I think it’s fair to say that life was going to be very much more difficult for Smith and his family after the accident and the loss of his leg. So this must have been a very worrying time for them.

I know from another newspaper report that Smith was a member of the Amalgamated Society of Engineers (ASE). The history of the union can be traced back to the formation of the Journeymen Steam Engine, Machine Makers’ and Millwrights’ Friendly Society, in 1826, popularly known as the “Old Mechanics”.

In 1920 the ASE was one of several unions that came together to form the Amalgamated Engineering Union (AEU).

Anyway, back to Smith, and life after his accident.

On the 4 May 1880 the Bradford Observer reported on a meeting the previous evening of the Amalgamated Society of Engineers.

Smith Buckley - Bradford Observer 4 May 1880.png

Taken from the British Newspaper Archive website

THE AMALGAMATED SOCIETY OF ENGINEERS

Yesterday evening, a large meeting was held in the hall of the Mechanics’ Institute, Keighley.
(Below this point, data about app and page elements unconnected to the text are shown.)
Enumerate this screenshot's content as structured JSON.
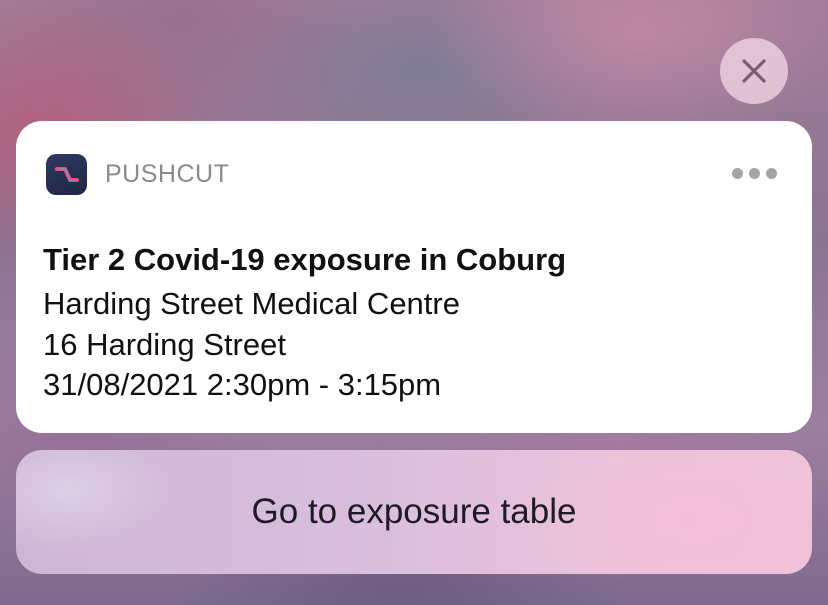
{
  "close_button": {
    "icon": "close-icon"
  },
  "notification": {
    "app": {
      "name": "PUSHCUT",
      "icon": "pushcut-app-icon",
      "icon_colors": [
        "#2f3960",
        "#ec4e73",
        "#5ea0d8"
      ]
    },
    "more_icon": "ellipsis-icon",
    "title": "Tier 2 Covid-19 exposure in Coburg",
    "body_lines": [
      "Harding Street Medical Centre",
      "16 Harding Street",
      "31/08/2021 2:30pm - 3:15pm"
    ]
  },
  "action": {
    "label": "Go to exposure table"
  }
}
The meeting was convened by the members of the Keighley Branch of the Amalgamated Society of Engineers, for the purpose of presenting Mr Smith Buckley, of Haworth, one of their members, who met with an accident which caused the loss of his leg, with the sum of £100. Mr J Summerscales, of Keighley, occupied the chair, and impressed upon his audience the necessity for rendering better support to the Cottage Hospital in the town. Mr John Burnett, general secretary to the London society, spoke of the benefit which trades unions had had in raising the position of the working classes and in improving the trade of the country. Mr D Guile, of London, also addressed the meeting. Mr Henry Mitchell, president of the Bradford Chamber of Commerce, made the presentation, and spoke of the relation of England with foreign countries. The usual complimentary votes brought the meeting to a close.

Over the next thirty years Smith had various occupations listed in the census returns:-

1881 – Beerhouse keeper at the Princess Hotel, Duncan Street, Bradford. He made the newspapers again during his time as landlord for allowing drunkeness on his premises.

1891 – Furniture broker

1901 – Machine fitter

1911 – Textile fitter

I have enormous pride and respect for Smith. It seems as though he was courageous, determined and very hard working.

Smith died at the age of 65 and was buried in Utley Cemetery, Keighley on 9 July 1913.